Sausage casings are what you stuff your ground and seasoned meat into. Almost every sausage recipe calls for a casing of some kind.
There's more than one kind and size to choose from...
...what you use will depend on personal taste and the recipe you are making.
I used to be able to find natural varieties at my local market, but that was many years ago.
Now, unless you're lucky enough to live in a town with a sausage supply house, you're probably going to have to order them through the mail.
This is the original (and still the most popular). It's made from the intestines of hogs, sheep, and cattle.
Hog casing is the most commonly used natural variety. If you've ever eaten a Polish or Italian sausage link, you've almost certainly eaten this kind.
They come in different sizes, from around 1 1/8 to about 2 inches in diameter. The recipe you are following will usually tell you the best size to use.
Sheep casings (sometimes called "lamb") are smaller in diameter than those made from hog intestines, from 3/4 to slightly over an inch. These are commonly used for smaller sausages like breakfast links.
I use the larger ones to make kosher sausage links when I can't find beef rounds that are small enough.
Beef Casings are the largest, and are normally used for things like summer sausage, ring bologna, and cappicola. The biggest size (called bungs) were traditionally used for large bologna.
These are either called rounds (taken from the small intestine), middles (from the large intestine) or bungs (taken from the section connecting the large and small intestines). Beef sausage casings tend to have a slightly more intense aroma than those from hogs and sheep.
The natural casings I buy and use in my own sausage making are packed either in dry salt or brine, and they're sold by diameter and length.
Most places that sell casings will tell you how many pounds of sausage a particular order (length) will stuff. It will vary by the diameter of the casing.
For example, you can expect to use about 2 feet of natural 32 to 35 mm hog casing to stuff 1 pound of sausage. That same pound of meat would fill closer to 1 1/2 feet of 38 to 42 mm casing.
Natural sausage casings need to be soaked and flushed with clear water to remove the salt before they can be used, and they need to stored under refrigeration. When warmed to room temperature, they also have an odor that some people object to.
The smell doesn't remain once the sausages are stuffed, and it goes away when the casings are cooled again in the refrigerator.
Don't be afraid to order more casings than you think you'll use at one time. You can stuff what you need and refrigerate the rest for up to a year
These are edible sausage casings that are manufactured from animal hide by-products (usually from cattle).
All collagen varieties (at least the ones I could find) used to be fairly small in diameter. Those were (and still are) popular for things like smoked snack sticks.
You can now find them large enough to substitute for standard hog casing, but you may have to look a bit for a supplier.

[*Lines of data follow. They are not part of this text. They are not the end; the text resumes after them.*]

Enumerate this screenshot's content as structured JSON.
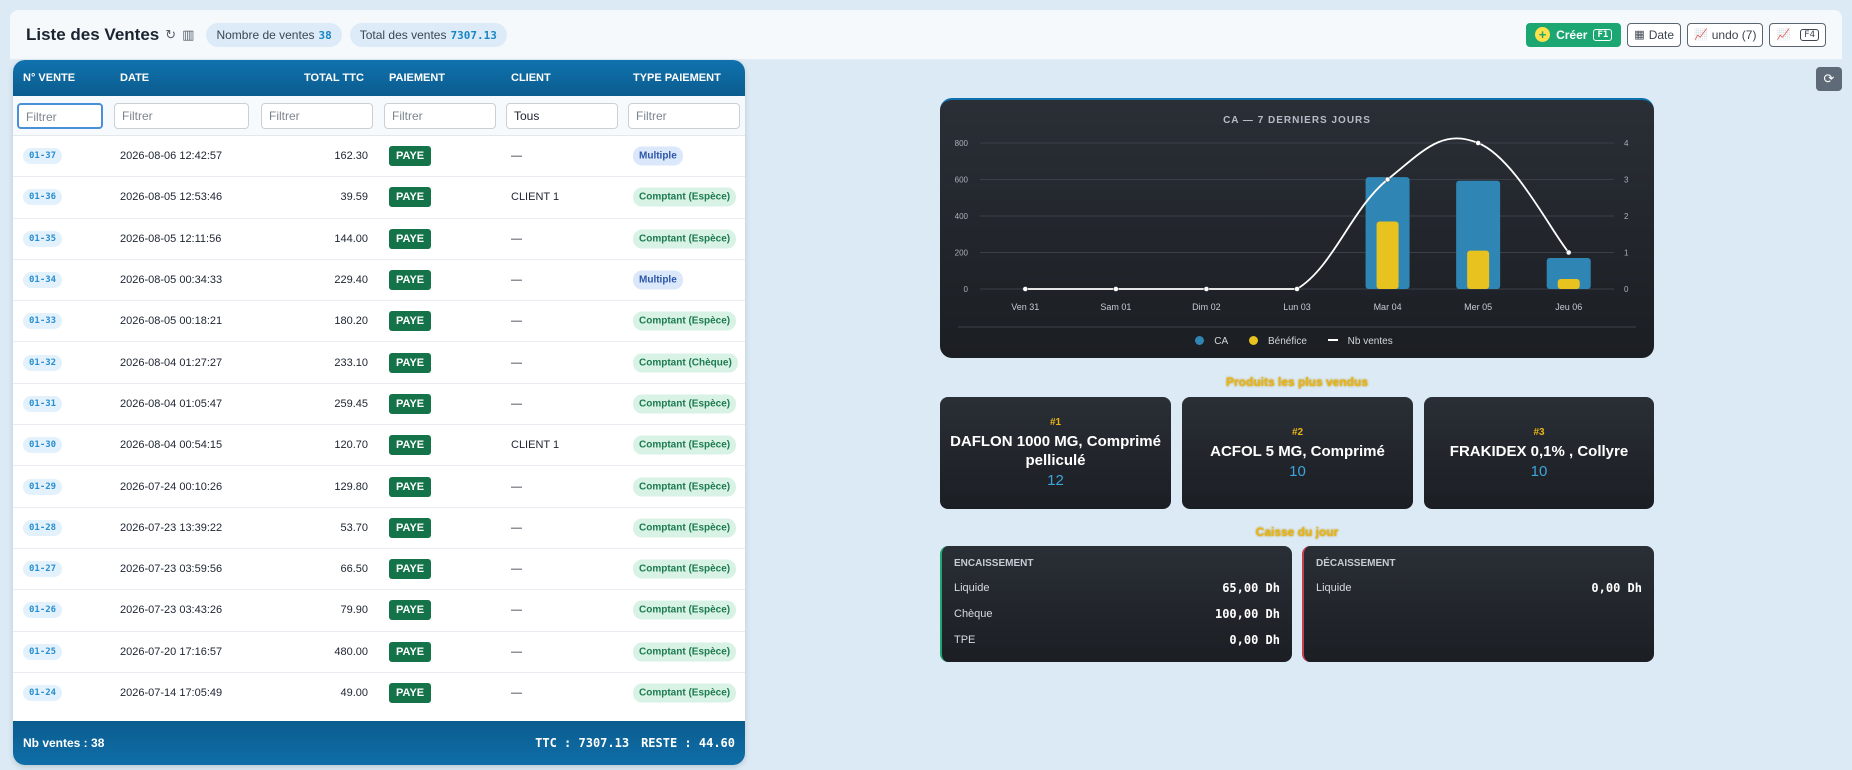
{
  "header": {
    "title": "Liste des Ventes",
    "nb_label": "Nombre de ventes",
    "nb_value": "38",
    "total_label": "Total des ventes",
    "total_value": "7307.13",
    "create_label": "Créer",
    "create_kbd": "F1",
    "date_label": "Date",
    "undo_label": "undo (7)",
    "chart_kbd": "F4"
  },
  "table": {
    "columns": [
      "N° VENTE",
      "DATE",
      "TOTAL TTC",
      "PAIEMENT",
      "CLIENT",
      "TYPE PAIEMENT"
    ],
    "filters": [
      "Filtrer",
      "Filtrer",
      "Filtrer",
      "Filtrer",
      "Tous",
      "Filtrer"
    ],
    "rows": [
      {
        "num": "01-37",
        "date": "2026-08-06 12:42:57",
        "total": "162.30",
        "pay": "PAYE",
        "client": "—",
        "type": "Multiple"
      },
      {
        "num": "01-36",
        "date": "2026-08-05 12:53:46",
        "total": "39.59",
        "pay": "PAYE",
        "client": "CLIENT 1",
        "type": "Comptant (Espèce)"
      },
      {
        "num": "01-35",
        "date": "2026-08-05 12:11:56",
        "total": "144.00",
        "pay": "PAYE",
        "client": "—",
        "type": "Comptant (Espèce)"
      },
      {
        "num": "01-34",
        "date": "2026-08-05 00:34:33",
        "total": "229.40",
        "pay": "PAYE",
        "client": "—",
        "type": "Multiple"
      },
      {
        "num": "01-33",
        "date": "2026-08-05 00:18:21",
        "total": "180.20",
        "pay": "PAYE",
        "client": "—",
        "type": "Comptant (Espèce)"
      },
      {
        "num": "01-32",
        "date": "2026-08-04 01:27:27",
        "total": "233.10",
        "pay": "PAYE",
        "client": "—",
        "type": "Comptant (Chèque)"
      },
      {
        "num": "01-31",
        "date": "2026-08-04 01:05:47",
        "total": "259.45",
        "pay": "PAYE",
        "client": "—",
        "type": "Comptant (Espèce)"
      },
      {
        "num": "01-30",
        "date": "2026-08-04 00:54:15",
        "total": "120.70",
        "pay": "PAYE",
        "client": "CLIENT 1",
        "type": "Comptant (Espèce)"
      },
      {
        "num": "01-29",
        "date": "2026-07-24 00:10:26",
        "total": "129.80",
        "pay": "PAYE",
        "client": "—",
        "type": "Comptant (Espèce)"
      },
      {
        "num": "01-28",
        "date": "2026-07-23 13:39:22",
        "total": "53.70",
        "pay": "PAYE",
        "client": "—",
        "type": "Comptant (Espèce)"
      },
      {
        "num": "01-27",
        "date": "2026-07-23 03:59:56",
        "total": "66.50",
        "pay": "PAYE",
        "client": "—",
        "type": "Comptant (Espèce)"
      },
      {
        "num": "01-26",
        "date": "2026-07-23 03:43:26",
        "total": "79.90",
        "pay": "PAYE",
        "client": "—",
        "type": "Comptant (Espèce)"
      },
      {
        "num": "01-25",
        "date": "2026-07-20 17:16:57",
        "total": "480.00",
        "pay": "PAYE",
        "client": "—",
        "type": "Comptant (Espèce)"
      },
      {
        "num": "01-24",
        "date": "2026-07-14 17:05:49",
        "total": "49.00",
        "pay": "PAYE",
        "client": "—",
        "type": "Comptant (Espèce)"
      }
    ],
    "footer_count": "Nb ventes : 38",
    "footer_ttc": "TTC : 7307.13",
    "footer_reste": "RESTE : 44.60"
  },
  "chart_data": {
    "type": "bar",
    "title": "CA — 7 DERNIERS JOURS",
    "categories": [
      "Ven 31",
      "Sam 01",
      "Dim 02",
      "Lun 03",
      "Mar 04",
      "Mer 05",
      "Jeu 06"
    ],
    "series": [
      {
        "name": "CA",
        "type": "bar",
        "axis": "left",
        "color": "#2f86b4",
        "values": [
          0,
          0,
          0,
          0,
          613,
          593,
          170
        ]
      },
      {
        "name": "Bénéfice",
        "type": "bar",
        "axis": "left",
        "color": "#e8c21e",
        "values": [
          0,
          0,
          0,
          0,
          370,
          210,
          55
        ]
      },
      {
        "name": "Nb ventes",
        "type": "line",
        "axis": "right",
        "color": "#ffffff",
        "values": [
          0,
          0,
          0,
          0,
          3,
          4,
          1
        ]
      }
    ],
    "ylim_left": [
      0,
      800
    ],
    "yticks_left": [
      0,
      200,
      400,
      600,
      800
    ],
    "ylim_right": [
      0,
      4
    ],
    "yticks_right": [
      0,
      1,
      2,
      3,
      4
    ],
    "legend_position": "bottom",
    "grid": true
  },
  "top_products": {
    "title": "Produits les plus vendus",
    "items": [
      {
        "rank": "#1",
        "name": "DAFLON 1000 MG, Comprimé pelliculé",
        "qty": "12"
      },
      {
        "rank": "#2",
        "name": "ACFOL 5 MG, Comprimé",
        "qty": "10"
      },
      {
        "rank": "#3",
        "name": "FRAKIDEX 0,1% , Collyre",
        "qty": "10"
      }
    ]
  },
  "cash": {
    "title": "Caisse du jour",
    "encaissement": {
      "label": "ENCAISSEMENT",
      "lines": [
        {
          "label": "Liquide",
          "value": "65,00 Dh"
        },
        {
          "label": "Chèque",
          "value": "100,00 Dh"
        },
        {
          "label": "TPE",
          "value": "0,00 Dh"
        }
      ]
    },
    "decaissement": {
      "label": "DÉCAISSEMENT",
      "lines": [
        {
          "label": "Liquide",
          "value": "0,00 Dh"
        }
      ]
    }
  }
}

When you stuff this type, the sausage meat adheres very tightly to the inside of the link. That makes it difficult (or impossible) to peel the sausage after stuffing so...
...If you want a sausage that can be peeled (like skinless wieners), you probably want to choose a different option.
Standard collagen types are very tender once they have been stuffed and sausage made with them shouldn't be handled a lot. Normal collagen sausage is too delicate to hang in a smoker... the thin collagen won't support the weight of the meat.
If you want to use collagen casing for smoked sausage, make sure you buy the kind that is extra thick and designed for hanging in the smoker. The supplier will label their products accordingly.
I like these casings, and I'm using more of them than I used to. They need very little preparation (unlike the natural ones), their size is consistent, and they make a very nice product.
The most common fibrous sausage casings are made of paper that has been coated with cellulose and/or protein. They, like all synthetic casings, are not edible.
Fibrous casings are tough and simple to stuff because they don't tear easily. They're usually used for things like summer sausage, large bologna, pepperoni, and salami.
You can get these casings in many different sizes and colors, but the important thing to remember is...they're all inedible. You must peel them off of the sausage before you eat it.
Don't worry about using the synthetic fibrous varieties for smoked sausage. They take smoke very well, and pass the flavor to the meat nicely.
Natural sausage casings are traditional for sausage making, but don't be afraid to use collagen or fibrous casings in their place. Many sausage makers find these newer products to be convenient and easier to use than the natural ones.